#55 Comment By Razjah On October 3, 2011 @ 11:38 am

Challenge accepted, Patrick.

Every week for the rest of the semester I will be running an improvised game played in public (my school’s student union). Hopefully more people will come by and see what this is all about and drop in to game.

#56 Comment By Patrick Benson On October 3, 2011 @ 1:17 pm

@Razjah – Rock on! :)

@Everyone – I am floored by how this article has been received so far. I have a lot of online games that I need to get busy organizing now. I even received one email that said nothing more than:

“You are in a room. It is dark, too dark to see. All you can see is a small box ahead of you, lit-up. What do you do?”

Amazing! A PBEM game spontaneously appearing in my inbox! Just awesome!

I look forward to all of the games that I will be participating in thanks to GS readers. Good gaming all!

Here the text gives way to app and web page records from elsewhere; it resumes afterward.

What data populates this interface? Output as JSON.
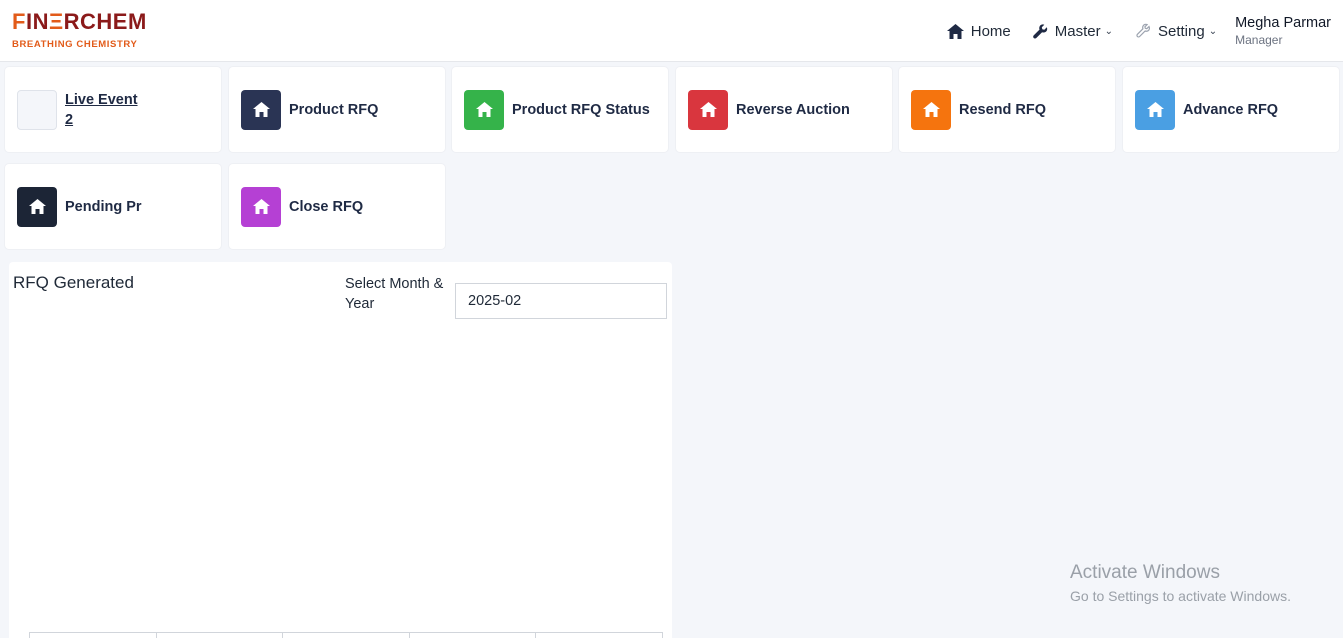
{
  "brand": {
    "name_part1": "F",
    "name_part2": "IN",
    "name_part3": "RCHEM",
    "tagline": "BREATHING CHEMISTRY"
  },
  "nav": {
    "home": "Home",
    "master": "Master",
    "setting": "Setting",
    "user_name": "Megha Parmar",
    "user_role": "Manager"
  },
  "tiles": {
    "live_event_label": "Live Event",
    "live_event_count": "2",
    "product_rfq": "Product RFQ",
    "product_rfq_status": "Product RFQ Status",
    "reverse_auction": "Reverse Auction",
    "resend_rfq": "Resend RFQ",
    "advance_rfq": "Advance RFQ",
    "pending_pr": "Pending Pr",
    "close_rfq": "Close RFQ"
  },
  "tile_colors": {
    "product_rfq": "#2a3454",
    "product_rfq_status": "#35b34a",
    "reverse_auction": "#d9363e",
    "resend_rfq": "#f5740e",
    "advance_rfq": "#4a9fe3",
    "pending_pr": "#1c2536",
    "close_rfq": "#b540d4"
  },
  "panel": {
    "title": "RFQ Generated",
    "month_label": "Select Month & Year",
    "month_value": "2025-02"
  },
  "watermark": {
    "title": "Activate Windows",
    "subtitle": "Go to Settings to activate Windows."
  }
}
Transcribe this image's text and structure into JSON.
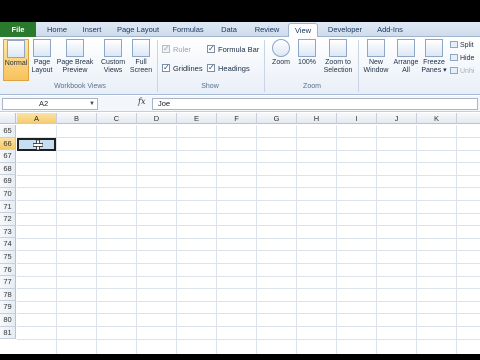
{
  "tabs": [
    {
      "label": "File"
    },
    {
      "label": "Home"
    },
    {
      "label": "Insert"
    },
    {
      "label": "Page Layout"
    },
    {
      "label": "Formulas"
    },
    {
      "label": "Data"
    },
    {
      "label": "Review"
    },
    {
      "label": "View"
    },
    {
      "label": "Developer"
    },
    {
      "label": "Add-Ins"
    }
  ],
  "ribbon": {
    "workbook_views": {
      "label": "Workbook Views",
      "normal": "Normal",
      "page_layout_1": "Page",
      "page_layout_2": "Layout",
      "page_break_1": "Page Break",
      "page_break_2": "Preview",
      "custom_views_1": "Custom",
      "custom_views_2": "Views",
      "full_screen_1": "Full",
      "full_screen_2": "Screen"
    },
    "show": {
      "label": "Show",
      "ruler": "Ruler",
      "formula_bar": "Formula Bar",
      "gridlines": "Gridlines",
      "headings": "Headings"
    },
    "zoom": {
      "label": "Zoom",
      "zoom": "Zoom",
      "zoom100": "100%",
      "zoom_sel_1": "Zoom to",
      "zoom_sel_2": "Selection"
    },
    "window": {
      "new_window_1": "New",
      "new_window_2": "Window",
      "arrange_1": "Arrange",
      "arrange_2": "All",
      "freeze_1": "Freeze",
      "freeze_2": "Panes ▾",
      "split": "Split",
      "hide": "Hide",
      "unhide": "Unhi"
    }
  },
  "formula_bar": {
    "name_box": "A2",
    "fx": "fx",
    "value": "Joe"
  },
  "columns": [
    "A",
    "B",
    "C",
    "D",
    "E",
    "F",
    "G",
    "H",
    "I",
    "J",
    "K"
  ],
  "rows": [
    "65",
    "66",
    "67",
    "68",
    "69",
    "70",
    "71",
    "72",
    "73",
    "74",
    "75",
    "76",
    "77",
    "78",
    "79",
    "80",
    "81"
  ],
  "colors": {
    "file_tab": "#2a7a2e",
    "selection_fill": "#c7ddf2",
    "header_highlight": "#f5c96a"
  }
}
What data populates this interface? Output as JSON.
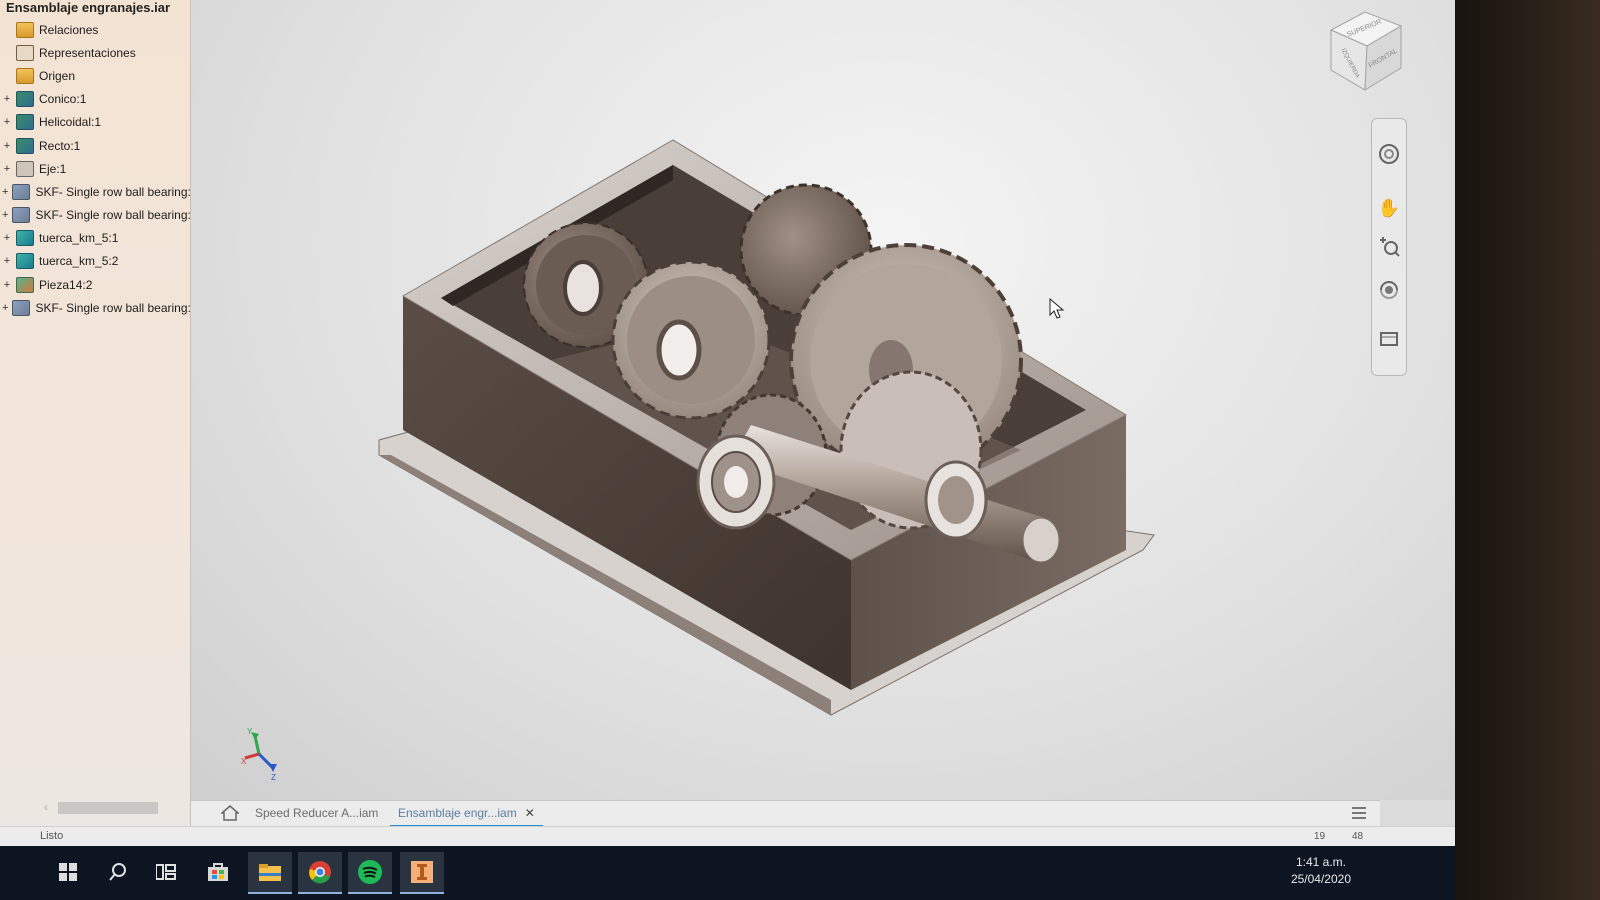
{
  "browser": {
    "title": "Ensamblaje engranajes.iar",
    "items": [
      {
        "label": "Relaciones",
        "expander": "",
        "icon": "folder"
      },
      {
        "label": "Representaciones",
        "expander": "",
        "icon": "representations"
      },
      {
        "label": "Origen",
        "expander": "",
        "icon": "folder"
      },
      {
        "label": "Conico:1",
        "expander": "+",
        "icon": "part"
      },
      {
        "label": "Helicoidal:1",
        "expander": "+",
        "icon": "part"
      },
      {
        "label": "Recto:1",
        "expander": "+",
        "icon": "part"
      },
      {
        "label": "Eje:1",
        "expander": "+",
        "icon": "frame"
      },
      {
        "label": "SKF- Single row ball bearing:",
        "expander": "+",
        "icon": "bearing"
      },
      {
        "label": "SKF- Single row ball bearing:",
        "expander": "+",
        "icon": "bearing"
      },
      {
        "label": "tuerca_km_5:1",
        "expander": "+",
        "icon": "nut"
      },
      {
        "label": "tuerca_km_5:2",
        "expander": "+",
        "icon": "nut"
      },
      {
        "label": "Pieza14:2",
        "expander": "+",
        "icon": "piece"
      },
      {
        "label": "SKF- Single row ball bearing:",
        "expander": "+",
        "icon": "bearing"
      }
    ]
  },
  "viewcube": {
    "top_face": "SUPERIOR",
    "left_face": "IZQUIERDA",
    "front_face": "FRONTAL"
  },
  "triad": {
    "x": "X",
    "y": "Y",
    "z": "Z"
  },
  "doc_tabs": [
    {
      "label": "Speed Reducer A...iam",
      "active": false
    },
    {
      "label": "Ensamblaje engr...iam",
      "active": true,
      "close": "✕"
    }
  ],
  "status": {
    "text": "Listo",
    "num1": "19",
    "num2": "48"
  },
  "taskbar": {
    "time": "1:41 a.m.",
    "date": "25/04/2020",
    "icons": [
      "windows-start-icon",
      "search-icon",
      "task-view-icon",
      "store-icon",
      "file-explorer-icon",
      "chrome-icon",
      "spotify-icon",
      "inventor-icon"
    ]
  },
  "colors": {
    "browser_bg": "#f3e3d3",
    "tab_accent": "#1f8fd0",
    "taskbar_bg": "#0d1522",
    "spotify": "#1db954"
  }
}
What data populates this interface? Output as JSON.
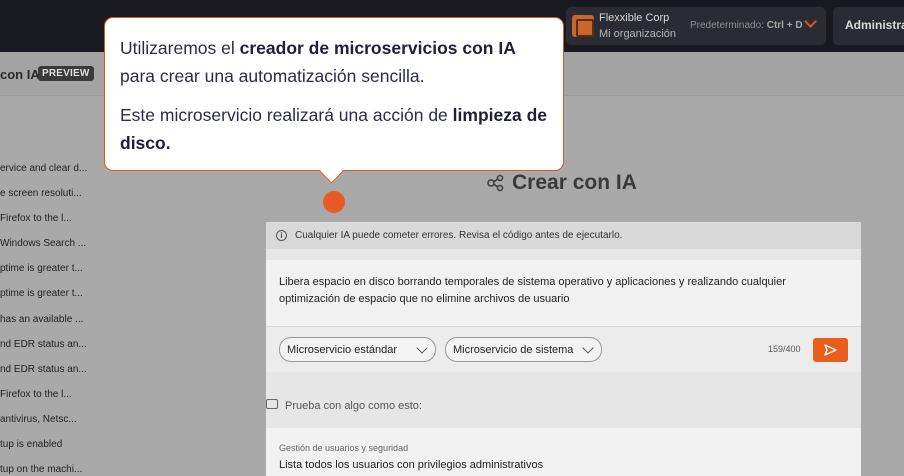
{
  "topbar": {
    "org_name": "Flexxible Corp",
    "org_sub": "Mi organización",
    "default_label": "Predeterminado:",
    "default_shortcut": "Ctrl + D",
    "admin_label": "Administra"
  },
  "subheader": {
    "title": "con IA",
    "badge": "PREVIEW"
  },
  "list": {
    "items": [
      "ervice and clear d...",
      "e screen resoluti...",
      "Firefox to the l...",
      "Windows Search ...",
      "ptime is greater t...",
      "ptime is greater t...",
      "has an available ...",
      "nd EDR status an...",
      "nd EDR status an...",
      "Firefox to the l...",
      "antivirus, Netsc...",
      "tup is enabled",
      "tup on the machi..."
    ]
  },
  "main": {
    "title": "Crear con IA",
    "warning": "Cualquier IA puede cometer errores. Revisa el código antes de ejecutarlo.",
    "prompt": "Libera espacio en disco borrando temporales de sistema operativo y aplicaciones y realizando cualquier optimización de espacio que no elimine archivos de usuario",
    "select_type": "Microservicio estándar",
    "select_scope": "Microservicio de sistema",
    "counter": "159/400",
    "try_label": "Prueba con algo como esto:",
    "suggestion_category": "Gestión de usuarios y seguridad",
    "suggestion_text": "Lista todos los usuarios con privilegios administrativos"
  },
  "tooltip": {
    "p1_a": "Utilizaremos el ",
    "p1_b": "creador de microservicios con IA",
    "p1_c": " para crear una automatización sencilla.",
    "p2_a": "Este microservicio realizará una acción de ",
    "p2_b": "limpieza de disco."
  },
  "colors": {
    "accent": "#e85e1c",
    "topbar": "#191a1f",
    "overlay": "#a9a9a9"
  }
}
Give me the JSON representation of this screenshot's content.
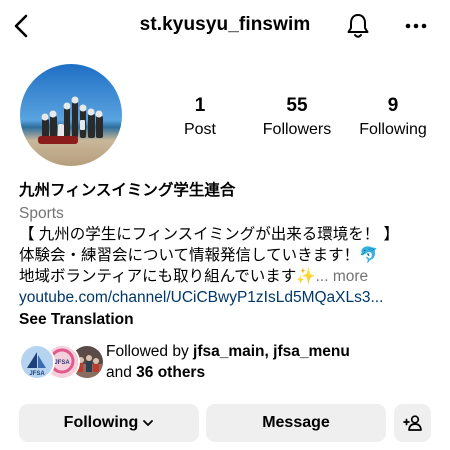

#57 Comment By Tsenn On October 3, 2011 @ 1:46 pm

Provocative. Made me think. Good discussion, too. Thank you, everyone.

#58 Comment By Matthew J. Neagley On October 3, 2011 @ 2:08 pm

I like how this speaks against the tendency in all of us to be armchair GMs.

#59 Comment By Patrick Benson On October 3, 2011 @ 2:26 pm

@Tsenn – I agree. The discussion has been a very good one overall.

@Matthew J. Neagley – Yep, it is better to be on the field than it is to be in the stands IMO.

#60 Comment By gerald On October 4, 2011 @ 5:12 pm

A proper role-playing game session for my group lasts upwards of six hours. I’d say that most people with day jobs and families don’t have the spare time to commit to starting another game with random strangers on a whim. We do, however, have the free time to discuss our games with other GMs and to absorb advice and theories that can help improve our experience on game nights.

Sure, you want us to stop talking about our games and invite you to play? How about every Saturday from 5 p.m. to midnight? Oh, you already have plans? I’m shocked.

I’m very happy for you that you have this surplus of time and can play in lots of games, but I think your attack on hobby discussion is misguided.

#61 Comment By Patrick Benson On October 4, 2011 @ 7:17 pm

@gerald – I understand why you do not want to take my advice. I’m incredibly busy myself, which is one reason why I would rather run a game for you instead of telling you about my game. If I don’t have the time to run a game for you, then I will not talk to you about it either out of respect for your time as well as the conservation of my own. If I feel that I have something worthy to share about my game then I will blog about it, as I believe that is better way to share the details about one’s games instead of talking about it. The you can choose to read about my game at your leisure, but let’s spend our time together gaming instead of talking about gaming. If we can’t game, let’s plan when our next game will be and what it will be about instead of talking about past games. I believe that will help the hobby grow significantly.

#62 Pingback By News from Around the Net: 7-OCT-2011 (Sponsored by Crafty Games) | Game Knight Reviews On October 6, 2011 @ 4:35 pm

[…] Patrick Benson has smacked us all with a gauntlet over at Gnome Stew. He doesn’t want stories and summaries of  the games you GM, he wants to participate! As he says – talk is cheap. “Expose yourself to the risk of failure, and then push yourself hard to succeed.” […]